The role is quite demanding, both physically and emotionally, and Hanks matches the varying character pitches perfectly. He effectively exudes confidence while also keeping a twinkle of terror and vulnerability in his eye. His powerful performance in the film’s heartbreaking final moments brought me to tears.
Though Hanks is the protagonist, I’d argue that the real star of the film is newcomer Barkhad Abdi, who plays Muse, the leader of the Somali pirates. His menacing demeanor disguises a wounded soul who’s only there as a victim of circumstances beyond his control. Muse is not motivated by greed, but by survival.
He’s much like Phillips in this way. They’re both just trying to do the job they have to do to get by.
Their shared humanity gives them an uneasy, unspoken alliance.
Each may be standing in the other’s way but there’s a mutual sense of respect and sympathy. The two understand that their collision course simply could not be averted.
The film dares to make us feel compassion for the antagonists where other films typically do not. They’re more than just cardboard cutouts to take pot shots at, we become attached to them. These are real people with real lives.
When the Navy finally comes in and begs for a peaceful resolution, you pray they can find one, even if in your gut you know it doesn’t exist.
In a routine Hollywood production, the end of this film would be a triumph; a celebration of the efficiency of the American military and American resolve.
In “Captain Phillips” it’s a tragedy; the unintended consequences of a global economy. There are no heroes or villains here, only victims.
Coming from Paul Greengrass, who directed “United 93” and the last two-thirds of the Bourne trilogy, it’s no surprise that the film features an almost overwhelming attention to detail.
In the beginning, the dedication to procedure and authenticity is a little off-putting; giving the film a sluggish pace, but his documentary-like approach is ultimately what grabs us and throws us into a seat on the ship with the captured crew.
This subtle way of building anticipation ensures that everyone who sees the film will be digging their nails into the nearest armrest, leg, wrist or helpless pet they can find.
Film is a monumentally powerful medium, and it’s always encouraging to see people like Greengrass — along with screenwriter Billy Ray — leverage their art for understanding.
“Captain Phillips” is the kind of movie that helps us to fathom the human condition, and see the world in a way that’s just not as visible without the aid of film.
If we as humans have to share a planet with one another, we should at least strive for perspective so that we can coexist as peacefully as possible.
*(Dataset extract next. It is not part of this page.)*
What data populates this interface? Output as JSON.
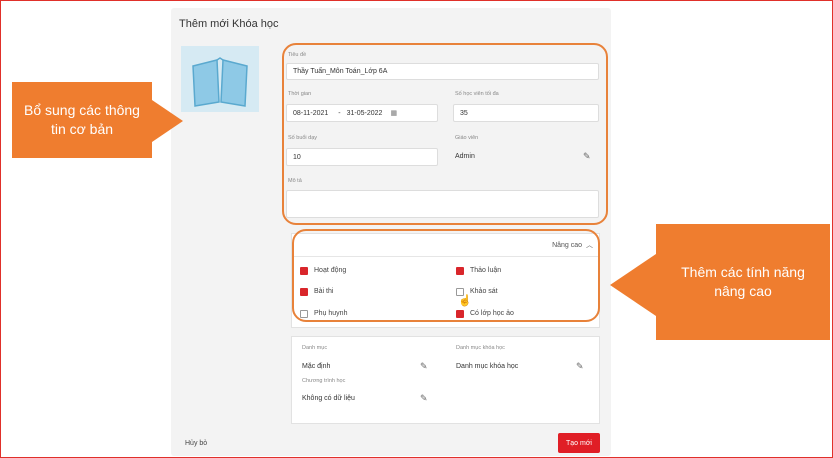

I’m not sure if “Captain Phillips” will do anything to advance the human race in such a profound way, but it’s commendable that it even tries.
It does, however, have the potential to at least start a few conversations and that’s a step in the right direction.
“Captain Phillips” is a terrific film because it uses its entertainment value as a thriller to force the viewer to ask questions about the characters and themselves, and to reexamine how one feels about difficult topics like terrorism, globalization and — the greatest mystery of all — our fellow man.
It will hold you captive and won’t release you anytime soon.
4.5 out of 5